YOUR OBJECTIVE
Every record should be copied exactly, except that pictures are to be omitted.

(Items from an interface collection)
┌──
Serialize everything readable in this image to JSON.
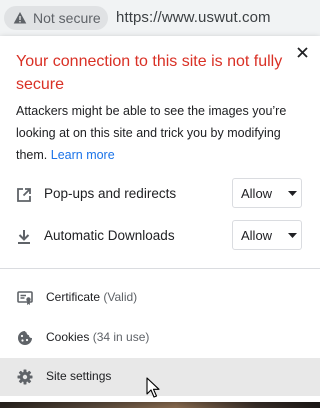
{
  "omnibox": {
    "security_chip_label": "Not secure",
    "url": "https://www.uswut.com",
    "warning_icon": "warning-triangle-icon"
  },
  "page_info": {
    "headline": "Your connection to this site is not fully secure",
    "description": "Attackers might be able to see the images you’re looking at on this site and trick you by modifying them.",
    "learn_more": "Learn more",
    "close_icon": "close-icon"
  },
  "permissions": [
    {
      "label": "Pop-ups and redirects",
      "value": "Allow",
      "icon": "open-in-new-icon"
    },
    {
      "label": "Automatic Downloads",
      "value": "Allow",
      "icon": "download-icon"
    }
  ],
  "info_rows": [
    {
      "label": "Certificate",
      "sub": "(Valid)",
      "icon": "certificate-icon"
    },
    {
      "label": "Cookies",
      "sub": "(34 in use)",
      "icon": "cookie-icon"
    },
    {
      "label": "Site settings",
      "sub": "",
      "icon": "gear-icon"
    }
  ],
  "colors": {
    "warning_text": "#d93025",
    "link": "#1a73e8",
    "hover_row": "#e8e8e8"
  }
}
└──
RESPONSE
Serialize everything readable in this image to JSON.
{
  "omnibox": {
    "security_chip_label": "Not secure",
    "url": "https://www.uswut.com",
    "warning_icon": "warning-triangle-icon"
  },
  "page_info": {
    "headline": "Your connection to this site is not fully secure",
    "description": "Attackers might be able to see the images you’re looking at on this site and trick you by modifying them.",
    "learn_more": "Learn more",
    "close_icon": "close-icon"
  },
  "permissions": [
    {
      "label": "Pop-ups and redirects",
      "value": "Allow",
      "icon": "open-in-new-icon"
    },
    {
      "label": "Automatic Downloads",
      "value": "Allow",
      "icon": "download-icon"
    }
  ],
  "info_rows": [
    {
      "label": "Certificate",
      "sub": "(Valid)",
      "icon": "certificate-icon"
    },
    {
      "label": "Cookies",
      "sub": "(34 in use)",
      "icon": "cookie-icon"
    },
    {
      "label": "Site settings",
      "sub": "",
      "icon": "gear-icon"
    }
  ],
  "colors": {
    "warning_text": "#d93025",
    "link": "#1a73e8",
    "hover_row": "#e8e8e8"
  }
}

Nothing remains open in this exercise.